-Alan Blinder, former vice chairman Federal Reserve, on whether the US could sink into a Japan-style quagmire
Peter Goodman has a longish article in the NYT Week in Review, What Can Be Done to Cure the Ailing Economy?.
It is notable for a few reasons: Great chart porn (see right), a few good quotes (see above), and a bombshell from Bruce Barlett, the Treasury economist in the first Bush administration.
Bartlett has become a pariah to the Republican party, saying out loud what few people dare to even think. He notes that we are already in gridlock, with the GOP deploying a blocking strategy. He thinks nothing substantive is going to change for a simple reason:

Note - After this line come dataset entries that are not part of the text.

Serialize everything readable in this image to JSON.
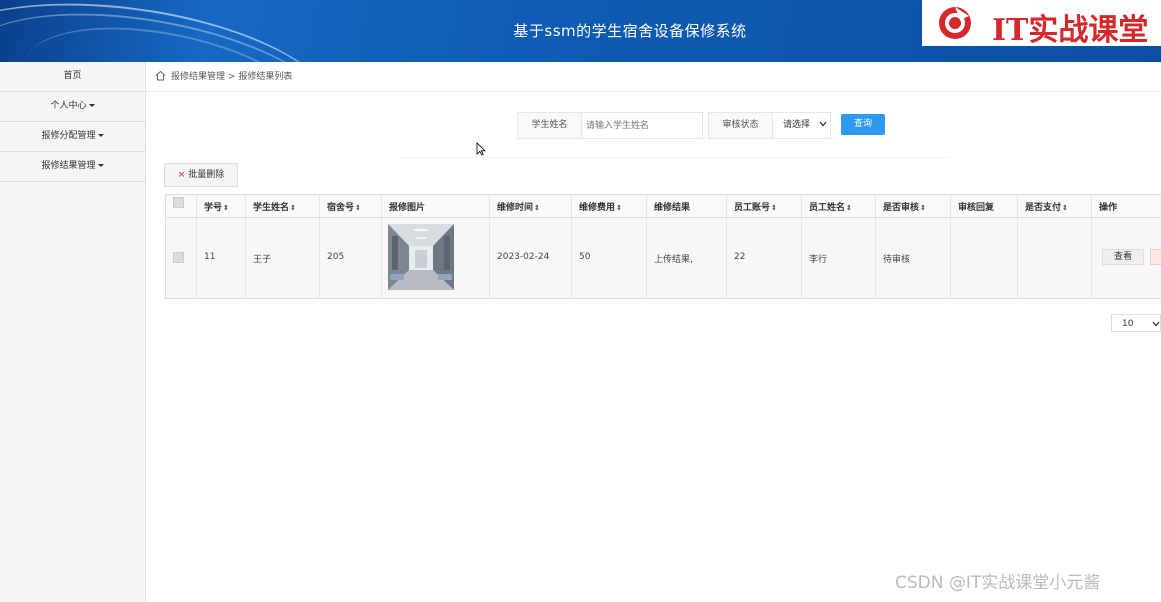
{
  "header": {
    "title": "基于ssm的学生宿舍设备保修系统",
    "brand_text": "IT实战课堂",
    "brand_color": "#d4282b",
    "gradient_color": "#0f5cb4"
  },
  "sidebar": {
    "items": [
      {
        "label": "首页",
        "has_caret": false
      },
      {
        "label": "个人中心",
        "has_caret": true
      },
      {
        "label": "报修分配管理",
        "has_caret": true
      },
      {
        "label": "报修结果管理",
        "has_caret": true
      }
    ]
  },
  "breadcrumb": {
    "icon": "home-icon",
    "parent": "报修结果管理",
    "separator": ">",
    "current": "报修结果列表"
  },
  "search": {
    "student_name_label": "学生姓名",
    "student_name_placeholder": "请输入学生姓名",
    "status_label": "审核状态",
    "status_value": "请选择",
    "search_button": "查询",
    "accent_color": "#2d9af0"
  },
  "toolbar": {
    "batch_delete_label": "批量删除"
  },
  "table": {
    "columns": [
      "学号",
      "学生姓名",
      "宿舍号",
      "报修图片",
      "维修时间",
      "维修费用",
      "维修结果",
      "员工账号",
      "员工姓名",
      "是否审核",
      "审核回复",
      "是否支付",
      "操作"
    ],
    "sortable": [
      true,
      true,
      true,
      false,
      true,
      true,
      false,
      true,
      true,
      true,
      false,
      true,
      false
    ],
    "rows": [
      {
        "student_id": "11",
        "student_name": "王子",
        "dorm_no": "205",
        "repair_image": "corridor-photo",
        "repair_time": "2023-02-24",
        "repair_cost": "50",
        "repair_result": "上传结果,",
        "staff_account": "22",
        "staff_name": "李行",
        "audit_status": "待审核",
        "audit_reply": "",
        "paid": "",
        "view_button": "查看"
      }
    ]
  },
  "pagination": {
    "page_size": "10"
  },
  "watermark": "CSDN @IT实战课堂小元酱"
}
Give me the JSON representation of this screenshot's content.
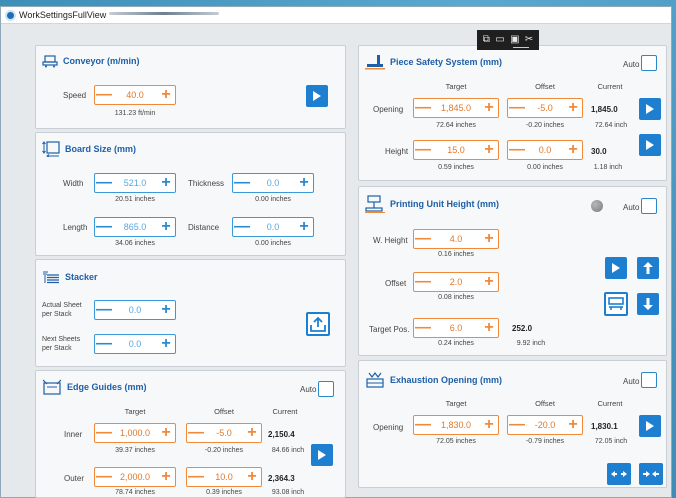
{
  "window": {
    "title": "WorkSettingsFullView"
  },
  "conveyor": {
    "title": "Conveyor (m/min)",
    "speed_label": "Speed",
    "speed_value": "40.0",
    "speed_sub": "131.23 ft/min"
  },
  "board": {
    "title": "Board Size (mm)",
    "width_label": "Width",
    "width_value": "521.0",
    "width_sub": "20.51 inches",
    "thickness_label": "Thickness",
    "thickness_value": "0.0",
    "thickness_sub": "0.00 inches",
    "length_label": "Length",
    "length_value": "865.0",
    "length_sub": "34.06 inches",
    "distance_label": "Distance",
    "distance_value": "0.0",
    "distance_sub": "0.00 inches"
  },
  "stacker": {
    "title": "Stacker",
    "actual_label_1": "Actual Sheet",
    "actual_label_2": "per Stack",
    "actual_value": "0.0",
    "next_label_1": "Next Sheets",
    "next_label_2": "per Stack",
    "next_value": "0.0"
  },
  "edge": {
    "title": "Edge Guides (mm)",
    "auto": "Auto",
    "col_target": "Target",
    "col_offset": "Offset",
    "col_current": "Current",
    "inner_label": "Inner",
    "inner_target": "1,000.0",
    "inner_offset": "-5.0",
    "inner_current": "2,150.4",
    "inner_target_sub": "39.37 inches",
    "inner_offset_sub": "-0.20 inches",
    "inner_current_sub": "84.66 inch",
    "outer_label": "Outer",
    "outer_target": "2,000.0",
    "outer_offset": "10.0",
    "outer_current": "2,364.3",
    "outer_target_sub": "78.74 inches",
    "outer_offset_sub": "0.39 inches",
    "outer_current_sub": "93.08 inch"
  },
  "piece": {
    "title": "Piece Safety System (mm)",
    "auto": "Auto",
    "col_target": "Target",
    "col_offset": "Offset",
    "col_current": "Current",
    "opening_label": "Opening",
    "opening_target": "1,845.0",
    "opening_offset": "-5.0",
    "opening_current": "1,845.0",
    "opening_target_sub": "72.64 inches",
    "opening_offset_sub": "-0.20 inches",
    "opening_current_sub": "72.64 inch",
    "height_label": "Height",
    "height_target": "15.0",
    "height_offset": "0.0",
    "height_current": "30.0",
    "height_target_sub": "0.59 inches",
    "height_offset_sub": "0.00 inches",
    "height_current_sub": "1.18 inch"
  },
  "printing": {
    "title": "Printing Unit Height (mm)",
    "auto": "Auto",
    "wheight_label": "W. Height",
    "wheight_value": "4.0",
    "wheight_sub": "0.16 inches",
    "offset_label": "Offset",
    "offset_value": "2.0",
    "offset_sub": "0.08 inches",
    "target_label": "Target Pos.",
    "target_value": "6.0",
    "target_sub": "0.24 inches",
    "target_current": "252.0",
    "target_current_sub": "9.92 inch"
  },
  "exhaustion": {
    "title": "Exhaustion Opening (mm)",
    "auto": "Auto",
    "col_target": "Target",
    "col_offset": "Offset",
    "col_current": "Current",
    "opening_label": "Opening",
    "opening_target": "1,830.0",
    "opening_offset": "-20.0",
    "opening_current": "1,830.1",
    "opening_target_sub": "72.05 inches",
    "opening_offset_sub": "-0.79 inches",
    "opening_current_sub": "72.05 inch"
  },
  "stepper": {
    "minus": "—",
    "plus": "+"
  },
  "colors": {
    "accent": "#1e7fd1",
    "orange": "#f0893a",
    "title_blue": "#1e5fa8"
  }
}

“Clearly, a weak economy in 2012 will be very good for whoever the Republican presidential candidate is. It’s hard to see how the Republicans lose by blocking stimulus.”
That is a pretty damning accusation. Bartlett is essentially arguing that the anti-stimulus crowd is doing so not for ideological beliefs, but for political advantage. He is implying their goal is to keep the economy weak in order to prevail politically.
That is quite an accusation . . . Do any of you buy it?
UPDATE: August 29, 2010 6:00PM
Bruce Bartlett writes in to clarify my interpretation:
I don’t actually believe that there are any Republicans intentionally blocking policies that they know would help the economy just so that their party would benefit.
But on the other hand, there is no denying that a bad economy is good for the out-party, especially in presidential elections. So what we have is a situation in which Republicans can’t lose. Insofar as they actually believe that their policies would be better for the economy than Obama’s, and insofar as Obama’s policies are in fact bad for the economy, Republicans benefit politically from gridlock either way.
The only way Republicans can lose is if Obama suddenly gives them carte blanche to enact whatever policies they want and we get a 1937-type double-dip from inappropriate fiscal tightening. But then it would still be Obama’s fault for listening to them. As Otter explained to Flounder in Animal House, “You f&%ed up. You trusted us.”
What Can Be Done to Cure the Ailing Economy?
Peter S. Goodman
NYT, August 28, 2010